Last year I bought a Groupon for 10 yoga classes in one of my local yoga studios. I recently redeemed it and this past week I attended my second yoga class there. I don’t practice yoga as frequently as I would like to, but I’m familiar with the terminology and comfortable with most yoga poses (except headstands, I’m scared of headstands). It always surprises me how different yoga practices can be, not only in their style, but also the style of the person teaching it. In my journeys I have tried many a Groupon yoga class and I have encountered so many differences, but what stays constant is how I feel after a class. I feel relaxed, I feel strong, I feel like I can bend over backwards.
Usually, I try to attend yoga foundations courses. In foundation classes you tend to go over all the basics and the instructors always point out how to make minor adjustments to do the pose correctly. With my schedule this semester, the class that works for me in this studio is a flow class. Yoga flow is all about movement and breathing. The two classes I have attended have been different, but have focused on creating a repetition, a flow while breathing.
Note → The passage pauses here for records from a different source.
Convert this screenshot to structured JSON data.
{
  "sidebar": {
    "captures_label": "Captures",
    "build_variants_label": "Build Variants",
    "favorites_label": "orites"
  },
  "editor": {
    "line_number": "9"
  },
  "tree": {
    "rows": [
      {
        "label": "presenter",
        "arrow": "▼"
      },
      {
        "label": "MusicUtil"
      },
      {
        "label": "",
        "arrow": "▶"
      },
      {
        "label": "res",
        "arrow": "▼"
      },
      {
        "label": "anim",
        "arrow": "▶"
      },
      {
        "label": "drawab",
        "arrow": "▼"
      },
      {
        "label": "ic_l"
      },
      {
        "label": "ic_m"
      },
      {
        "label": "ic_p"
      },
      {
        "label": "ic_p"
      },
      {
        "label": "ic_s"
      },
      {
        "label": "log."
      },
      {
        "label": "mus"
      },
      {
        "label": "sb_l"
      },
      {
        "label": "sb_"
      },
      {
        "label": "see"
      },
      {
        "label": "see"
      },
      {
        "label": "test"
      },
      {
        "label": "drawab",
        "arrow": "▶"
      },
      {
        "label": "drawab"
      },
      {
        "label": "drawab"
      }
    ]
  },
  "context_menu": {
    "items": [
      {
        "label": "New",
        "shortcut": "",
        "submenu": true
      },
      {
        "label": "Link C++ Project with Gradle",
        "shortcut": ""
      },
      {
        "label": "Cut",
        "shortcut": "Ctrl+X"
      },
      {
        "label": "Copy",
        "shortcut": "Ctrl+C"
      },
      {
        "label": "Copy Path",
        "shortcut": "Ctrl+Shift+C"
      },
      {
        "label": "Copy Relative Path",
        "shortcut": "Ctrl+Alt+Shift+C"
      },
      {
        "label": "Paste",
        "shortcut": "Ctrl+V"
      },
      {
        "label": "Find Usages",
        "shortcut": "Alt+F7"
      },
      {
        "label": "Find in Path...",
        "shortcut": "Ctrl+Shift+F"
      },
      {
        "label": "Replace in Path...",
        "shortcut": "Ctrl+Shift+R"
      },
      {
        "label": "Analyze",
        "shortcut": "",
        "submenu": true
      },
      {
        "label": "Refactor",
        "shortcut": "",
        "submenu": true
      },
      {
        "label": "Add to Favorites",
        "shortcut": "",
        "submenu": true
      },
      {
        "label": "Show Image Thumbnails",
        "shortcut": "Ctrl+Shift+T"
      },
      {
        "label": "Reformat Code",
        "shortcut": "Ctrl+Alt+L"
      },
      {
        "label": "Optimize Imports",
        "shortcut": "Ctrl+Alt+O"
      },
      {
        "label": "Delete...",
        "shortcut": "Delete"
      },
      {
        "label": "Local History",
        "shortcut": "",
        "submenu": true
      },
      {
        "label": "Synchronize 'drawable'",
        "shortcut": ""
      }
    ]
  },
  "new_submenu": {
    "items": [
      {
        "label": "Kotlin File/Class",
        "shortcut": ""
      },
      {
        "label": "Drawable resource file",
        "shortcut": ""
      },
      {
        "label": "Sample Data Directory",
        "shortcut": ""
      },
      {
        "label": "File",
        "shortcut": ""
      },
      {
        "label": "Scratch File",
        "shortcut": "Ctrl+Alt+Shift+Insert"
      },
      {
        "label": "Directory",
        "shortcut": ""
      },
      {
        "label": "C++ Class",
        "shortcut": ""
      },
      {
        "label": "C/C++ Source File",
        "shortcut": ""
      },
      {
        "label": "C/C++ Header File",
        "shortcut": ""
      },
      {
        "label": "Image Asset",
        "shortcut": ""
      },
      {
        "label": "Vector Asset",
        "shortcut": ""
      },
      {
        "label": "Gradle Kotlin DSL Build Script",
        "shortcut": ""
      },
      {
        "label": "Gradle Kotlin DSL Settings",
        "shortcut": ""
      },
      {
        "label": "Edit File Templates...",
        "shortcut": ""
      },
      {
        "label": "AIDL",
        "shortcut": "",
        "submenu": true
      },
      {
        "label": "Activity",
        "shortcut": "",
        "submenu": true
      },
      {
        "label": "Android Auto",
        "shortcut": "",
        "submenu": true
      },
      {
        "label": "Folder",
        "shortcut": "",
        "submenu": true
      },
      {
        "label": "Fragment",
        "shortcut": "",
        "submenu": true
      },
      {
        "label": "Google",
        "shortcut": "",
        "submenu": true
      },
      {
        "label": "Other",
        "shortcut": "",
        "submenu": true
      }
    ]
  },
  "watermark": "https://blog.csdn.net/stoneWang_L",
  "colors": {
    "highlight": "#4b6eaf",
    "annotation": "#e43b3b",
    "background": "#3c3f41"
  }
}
This last class we did this breathing exercise where you inhaled and raised your arms up and when you exhale you bring your arms fast to your belly area and release all your air. It reminded me of raising a sword and stabbing yourself. I didn’t realize I needed to do that until I did that first stab. So much pent up energy, anxiety was released with each air jab. After doing a couple of these breathing exercises, I was conscious of my intention for my practice; to release my anxiety.
I had never practiced yoga with so strong of a direction into why I was practicing in the first place. For some reason, that particular day everything kind of clicked and I worked through the practice knowing what I was trying to accomplish. At some point in the middle of the practice once we had done a few sequences of standing up, folding, downward dog, we moved on to this pose were you want your chest to touch the ground. Every time we would have to do this she would say something along the lines of “let your heart melt to the ground”. Open heart, melted heart are pretty common phrases in yoga, but having a clear intention in my practiced really made me think about the phrase “melted heart”. For me, it meant release, a melting heart; a heart that flows, holds no tension. As I would do the pose I would think of my heart flowing, releasing tension. It was so effective that even days later I say the phrase “melted heart” and visualize the same thing. It brought to perspective the power words can have when you state them with clear intentions. It might seem silly, but for me it was real, it was exactly what I needed.